Data about app and page elements:
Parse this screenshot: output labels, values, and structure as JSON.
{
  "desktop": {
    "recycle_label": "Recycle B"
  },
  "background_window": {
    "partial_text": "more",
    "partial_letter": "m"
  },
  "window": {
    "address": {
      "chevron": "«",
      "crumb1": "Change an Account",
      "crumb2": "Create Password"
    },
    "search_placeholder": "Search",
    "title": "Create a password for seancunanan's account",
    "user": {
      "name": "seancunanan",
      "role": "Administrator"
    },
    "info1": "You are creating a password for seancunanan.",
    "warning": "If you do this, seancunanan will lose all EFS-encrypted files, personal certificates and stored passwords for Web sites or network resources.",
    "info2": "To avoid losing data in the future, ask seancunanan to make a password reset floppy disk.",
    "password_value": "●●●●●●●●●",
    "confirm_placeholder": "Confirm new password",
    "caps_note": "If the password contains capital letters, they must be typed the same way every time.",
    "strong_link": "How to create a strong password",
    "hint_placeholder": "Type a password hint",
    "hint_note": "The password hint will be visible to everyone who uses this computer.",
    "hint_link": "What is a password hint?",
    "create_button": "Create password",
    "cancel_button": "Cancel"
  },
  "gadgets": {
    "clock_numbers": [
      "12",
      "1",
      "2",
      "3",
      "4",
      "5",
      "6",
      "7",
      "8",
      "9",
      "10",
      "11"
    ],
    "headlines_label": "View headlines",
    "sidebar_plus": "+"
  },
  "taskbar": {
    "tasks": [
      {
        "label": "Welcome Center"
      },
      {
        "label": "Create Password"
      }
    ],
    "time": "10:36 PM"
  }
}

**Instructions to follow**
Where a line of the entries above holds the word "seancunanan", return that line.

**Response to this exercise**
    "title": "Create a password for seancunanan's account",
      "name": "seancunanan",
    "info1": "You are creating a password for seancunanan.",
    "warning": "If you do this, seancunanan will lose all EFS-encrypted files, personal certificates and stored passwords for Web sites or network resources.",
    "info2": "To avoid losing data in the future, ask seancunanan to make a password reset floppy disk.",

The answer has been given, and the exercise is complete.